Wildstyle graffiti is a form of graffiti which involves the use of highly stylized letters. To the casual eye, the writing is often utterly mysterious and indecipherable, but each graffiti artist actually follows a set pattern and technique, which means that wildstyle graffiti can be interpreted by those in the know, or people with the patience to decode a wildstyle piece. This type of graffiti is probably the most famous found around the world, thanks to its complexity and high level of detail, and numerous examples can be found in urban areas.
This style appears to have its origins in New York. Some noted practitioners include Tracy 168 and Zephyr, among many others. As often happens with trends in graffiti, wildstyle started appearing one day and slowly spread through diffusion, as visitors admired the style and retooled it to their own purposes in their hometowns. This technique is very technically challenging, and people generally need a high level of skill to attempt it.
The style is characterized by the use of letters which have been dramatically transformed.
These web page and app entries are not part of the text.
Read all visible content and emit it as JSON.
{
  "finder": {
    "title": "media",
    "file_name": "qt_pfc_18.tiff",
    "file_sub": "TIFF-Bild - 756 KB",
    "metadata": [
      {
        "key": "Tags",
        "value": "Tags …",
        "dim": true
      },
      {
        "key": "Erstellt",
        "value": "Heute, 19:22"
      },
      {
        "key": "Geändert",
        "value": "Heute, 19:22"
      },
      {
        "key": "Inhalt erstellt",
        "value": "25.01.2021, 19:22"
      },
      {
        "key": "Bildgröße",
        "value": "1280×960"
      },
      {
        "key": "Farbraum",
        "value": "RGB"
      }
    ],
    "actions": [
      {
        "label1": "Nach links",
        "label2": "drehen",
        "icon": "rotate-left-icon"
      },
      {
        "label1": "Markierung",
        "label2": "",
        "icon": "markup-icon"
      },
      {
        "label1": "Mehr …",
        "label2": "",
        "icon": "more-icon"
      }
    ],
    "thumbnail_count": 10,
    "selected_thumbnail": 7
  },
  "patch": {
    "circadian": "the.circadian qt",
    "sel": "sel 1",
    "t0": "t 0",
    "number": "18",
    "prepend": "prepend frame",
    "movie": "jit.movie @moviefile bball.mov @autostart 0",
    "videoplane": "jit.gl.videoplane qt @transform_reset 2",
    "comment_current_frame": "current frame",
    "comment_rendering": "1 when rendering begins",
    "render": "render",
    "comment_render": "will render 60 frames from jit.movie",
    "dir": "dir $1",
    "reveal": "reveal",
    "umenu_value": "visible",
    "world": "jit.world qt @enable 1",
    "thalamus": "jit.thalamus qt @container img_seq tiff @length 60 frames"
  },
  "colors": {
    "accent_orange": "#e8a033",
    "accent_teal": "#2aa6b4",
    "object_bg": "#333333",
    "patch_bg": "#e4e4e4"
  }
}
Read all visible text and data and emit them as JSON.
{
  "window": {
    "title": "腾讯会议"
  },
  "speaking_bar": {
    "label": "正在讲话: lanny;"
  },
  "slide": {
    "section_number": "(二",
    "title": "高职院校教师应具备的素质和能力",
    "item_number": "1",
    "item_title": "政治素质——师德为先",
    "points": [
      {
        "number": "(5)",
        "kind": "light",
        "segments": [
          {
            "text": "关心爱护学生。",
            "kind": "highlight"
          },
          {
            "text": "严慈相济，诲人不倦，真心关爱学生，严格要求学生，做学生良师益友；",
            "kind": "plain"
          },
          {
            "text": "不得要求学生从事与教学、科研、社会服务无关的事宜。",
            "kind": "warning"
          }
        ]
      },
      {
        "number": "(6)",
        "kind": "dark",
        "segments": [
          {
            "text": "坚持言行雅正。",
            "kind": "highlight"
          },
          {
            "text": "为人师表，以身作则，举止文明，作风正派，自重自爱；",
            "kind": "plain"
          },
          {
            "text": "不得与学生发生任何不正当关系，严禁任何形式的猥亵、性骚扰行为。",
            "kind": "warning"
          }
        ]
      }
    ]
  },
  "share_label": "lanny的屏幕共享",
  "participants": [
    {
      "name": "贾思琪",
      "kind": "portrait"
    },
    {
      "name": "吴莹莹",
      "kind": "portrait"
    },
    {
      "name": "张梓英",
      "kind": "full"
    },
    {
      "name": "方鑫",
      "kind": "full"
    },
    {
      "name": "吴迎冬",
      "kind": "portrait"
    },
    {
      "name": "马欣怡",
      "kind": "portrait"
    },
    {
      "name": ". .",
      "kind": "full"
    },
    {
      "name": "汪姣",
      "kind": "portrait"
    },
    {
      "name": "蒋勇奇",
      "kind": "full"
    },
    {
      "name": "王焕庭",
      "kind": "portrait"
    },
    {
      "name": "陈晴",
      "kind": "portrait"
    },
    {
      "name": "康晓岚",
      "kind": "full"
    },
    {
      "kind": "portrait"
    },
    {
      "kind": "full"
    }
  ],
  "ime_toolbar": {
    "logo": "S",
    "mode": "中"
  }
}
They may be distorted, covered in ornamentations such as arrows and dots, and otherwise embellished. Classically, the letters also interlock and overlap, creating a dense mass which may be embellished with contrasting colors and other ornaments. The artist may sign his or her alias and the date at the bottom of a wildstyle graffiti piece, and some artists add three dimensional elements which cause the piece to pop out visually.
Each artist develops his or her own version of wildstyle graffiti, with individual versions working almost like fonts. People who are familiar with the work of particular artists can often identify signature elements in their work, which means that even unsigned pieces may be recognizable. However, the writing is usually impossible to read for people who are not members of the graffiti and street art community, so wildstyle graffiti could almost be considered a private language.
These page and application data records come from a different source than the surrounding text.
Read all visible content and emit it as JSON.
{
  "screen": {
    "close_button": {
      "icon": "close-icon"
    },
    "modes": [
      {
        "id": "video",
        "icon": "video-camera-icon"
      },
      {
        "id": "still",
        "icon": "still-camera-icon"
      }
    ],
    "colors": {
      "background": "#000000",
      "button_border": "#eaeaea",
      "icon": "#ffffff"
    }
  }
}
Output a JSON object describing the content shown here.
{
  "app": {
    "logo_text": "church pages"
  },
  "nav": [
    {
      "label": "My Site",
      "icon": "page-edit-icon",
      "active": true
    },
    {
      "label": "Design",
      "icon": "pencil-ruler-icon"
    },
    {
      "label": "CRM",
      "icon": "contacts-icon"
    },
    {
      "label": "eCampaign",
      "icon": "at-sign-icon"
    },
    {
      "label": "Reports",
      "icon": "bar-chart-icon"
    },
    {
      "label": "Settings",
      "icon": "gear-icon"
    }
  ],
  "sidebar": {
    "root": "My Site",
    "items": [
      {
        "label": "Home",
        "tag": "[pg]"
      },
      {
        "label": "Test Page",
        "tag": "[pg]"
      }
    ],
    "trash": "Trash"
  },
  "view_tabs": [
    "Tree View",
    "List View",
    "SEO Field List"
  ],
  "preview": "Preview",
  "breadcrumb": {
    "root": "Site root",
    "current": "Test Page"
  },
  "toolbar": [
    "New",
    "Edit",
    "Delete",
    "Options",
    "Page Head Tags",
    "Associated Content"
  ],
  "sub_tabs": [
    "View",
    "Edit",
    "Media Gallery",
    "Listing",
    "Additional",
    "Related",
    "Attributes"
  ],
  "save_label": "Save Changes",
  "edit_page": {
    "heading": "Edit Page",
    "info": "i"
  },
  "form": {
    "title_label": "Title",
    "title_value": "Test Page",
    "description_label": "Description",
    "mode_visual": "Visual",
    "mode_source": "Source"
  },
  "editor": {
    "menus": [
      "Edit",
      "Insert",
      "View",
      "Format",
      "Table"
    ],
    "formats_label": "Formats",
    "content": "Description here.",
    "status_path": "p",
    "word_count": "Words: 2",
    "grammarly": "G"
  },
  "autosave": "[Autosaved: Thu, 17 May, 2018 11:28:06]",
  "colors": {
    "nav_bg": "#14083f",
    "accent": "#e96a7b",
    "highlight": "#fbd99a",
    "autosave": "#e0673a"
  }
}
Graffiti or “tagging” is a controversial form of personal expression. Graffiti artists write and draw in public spaces, demanding the attention of passerby with their work. Some people view graffiti as vandalism and a nuisance, and in many cities, graffiti is punishable with a fine. In other regions, the art is actively promoted as a way of encouraging people to express themselves in nonviolent ways, and to add to the collective public dialog with their work. One interesting thing about graffiti is that it is an ever evolving and changing form of artwork, with pieces constantly transforming, rather than remaining static.